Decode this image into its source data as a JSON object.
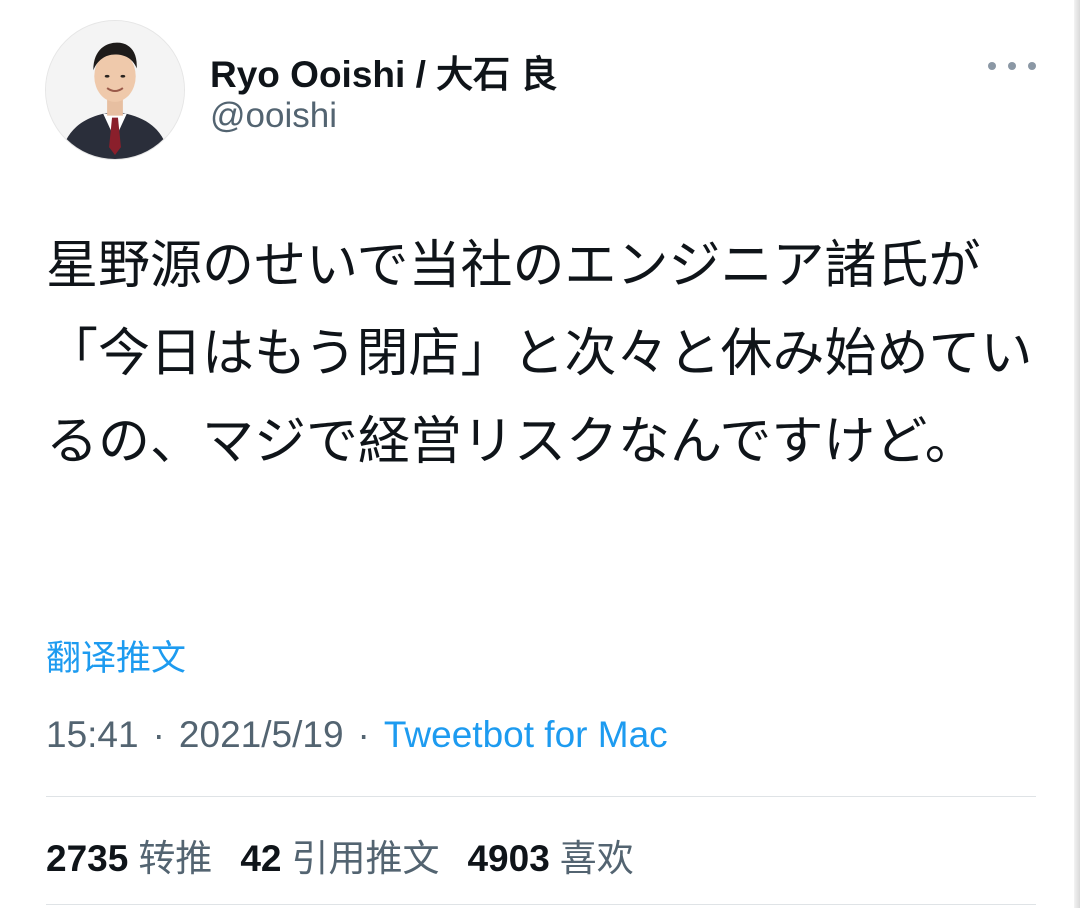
{
  "colors": {
    "text_primary": "#0f1419",
    "text_secondary": "#536471",
    "link": "#1d9bf0",
    "divider": "#dfe3e6"
  },
  "author": {
    "display_name": "Ryo Ooishi / 大石 良",
    "handle": "@ooishi",
    "avatar_icon": "profile-photo-avatar"
  },
  "menu": {
    "icon": "more-horizontal-icon"
  },
  "tweet": {
    "text": "星野源のせいで当社のエンジニア諸氏が「今日はもう閉店」と次々と休み始めているの、マジで経営リスクなんですけど。"
  },
  "translate": {
    "label": "翻译推文"
  },
  "meta": {
    "time": "15:41",
    "separator": "·",
    "date": "2021/5/19",
    "source": "Tweetbot for Mac"
  },
  "stats": [
    {
      "count": "2735",
      "label": "转推"
    },
    {
      "count": "42",
      "label": "引用推文"
    },
    {
      "count": "4903",
      "label": "喜欢"
    }
  ]
}
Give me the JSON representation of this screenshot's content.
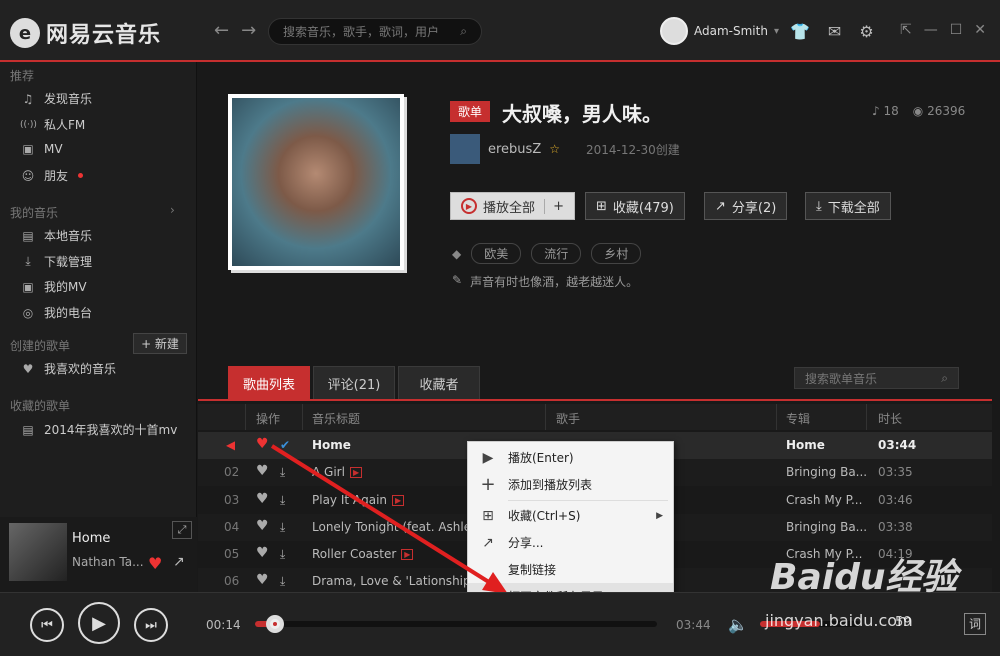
{
  "app": {
    "name": "网易云音乐",
    "logo_glyph": "e"
  },
  "nav": {
    "back": "←",
    "forward": "→"
  },
  "search": {
    "placeholder": "搜索音乐，歌手，歌词，用户"
  },
  "user": {
    "name": "Adam-Smith"
  },
  "sidebar": {
    "recommend_title": "推荐",
    "recommend": [
      {
        "icon": "music-note-icon",
        "glyph": "♫",
        "label": "发现音乐"
      },
      {
        "icon": "radio-icon",
        "glyph": "((·))",
        "label": "私人FM"
      },
      {
        "icon": "mv-icon",
        "glyph": "▣",
        "label": "MV"
      },
      {
        "icon": "friends-icon",
        "glyph": "☺",
        "label": "朋友"
      }
    ],
    "my_music_title": "我的音乐",
    "my_music": [
      {
        "icon": "local-music-icon",
        "glyph": "▤",
        "label": "本地音乐"
      },
      {
        "icon": "download-icon",
        "glyph": "⤓",
        "label": "下载管理"
      },
      {
        "icon": "mv-icon",
        "glyph": "▣",
        "label": "我的MV"
      },
      {
        "icon": "radio-station-icon",
        "glyph": "◎",
        "label": "我的电台"
      }
    ],
    "created_title": "创建的歌单",
    "new_button": "+ 新建",
    "created": [
      {
        "icon": "heart-icon",
        "glyph": "♥",
        "label": "我喜欢的音乐"
      }
    ],
    "collected_title": "收藏的歌单",
    "collected": [
      {
        "icon": "playlist-icon",
        "glyph": "▤",
        "label": "2014年我喜欢的十首mv"
      }
    ]
  },
  "now_playing": {
    "title": "Home",
    "artist": "Nathan Ta..."
  },
  "playlist": {
    "badge": "歌单",
    "title": "大叔嗓，男人味。",
    "song_count": "18",
    "play_count": "26396",
    "creator": "erebusZ",
    "created_date": "2014-12-30创建",
    "actions": {
      "play_all": "播放全部",
      "add": "+",
      "collect": "收藏(479)",
      "share": "分享(2)",
      "download": "下载全部"
    },
    "tags": [
      "欧美",
      "流行",
      "乡村"
    ],
    "description": "声音有时也像酒，越老越迷人。"
  },
  "tabs": [
    "歌曲列表",
    "评论(21)",
    "收藏者"
  ],
  "song_search": {
    "placeholder": "搜索歌单音乐"
  },
  "table": {
    "headers": {
      "ops": "操作",
      "title": "音乐标题",
      "artist": "歌手",
      "album": "专辑",
      "duration": "时长"
    },
    "rows": [
      {
        "num": "",
        "title": "Home",
        "album": "Home",
        "duration": "03:44",
        "mv": false
      },
      {
        "num": "02",
        "title": "A Girl",
        "album": "Bringing Ba...",
        "duration": "03:35",
        "mv": true
      },
      {
        "num": "03",
        "title": "Play It Again",
        "album": "Crash My P...",
        "duration": "03:46",
        "mv": true
      },
      {
        "num": "04",
        "title": "Lonely Tonight (feat. Ashley M",
        "album": "Bringing Ba...",
        "duration": "03:38",
        "mv": false
      },
      {
        "num": "05",
        "title": "Roller Coaster",
        "album": "Crash My P...",
        "duration": "04:19",
        "mv": true
      },
      {
        "num": "06",
        "title": "Drama, Love & 'Lationships",
        "album": "",
        "duration": "",
        "mv": false
      }
    ]
  },
  "context_menu": [
    {
      "icon": "play-circle-icon",
      "glyph": "▶",
      "label": "播放(Enter)"
    },
    {
      "icon": "plus-icon",
      "glyph": "+",
      "label": "添加到播放列表"
    },
    {
      "icon": "collect-icon",
      "glyph": "⊞",
      "label": "收藏(Ctrl+S)",
      "submenu": true
    },
    {
      "icon": "share-icon",
      "glyph": "↗",
      "label": "分享..."
    },
    {
      "icon": "link-icon",
      "glyph": "",
      "label": "复制链接"
    },
    {
      "icon": "folder-icon",
      "glyph": "▭",
      "label": "打开文件所在目录"
    }
  ],
  "player": {
    "current_time": "00:14",
    "total_time": "03:44",
    "progress": 0.05,
    "volume": 0.6,
    "lyric_button": "词",
    "count": "59"
  },
  "colors": {
    "accent": "#c62f2f",
    "background": "#191919"
  },
  "watermark": {
    "brand": "Baidu经验",
    "url": "jingyan.baidu.com"
  }
}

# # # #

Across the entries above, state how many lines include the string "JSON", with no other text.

> _Answer box_
2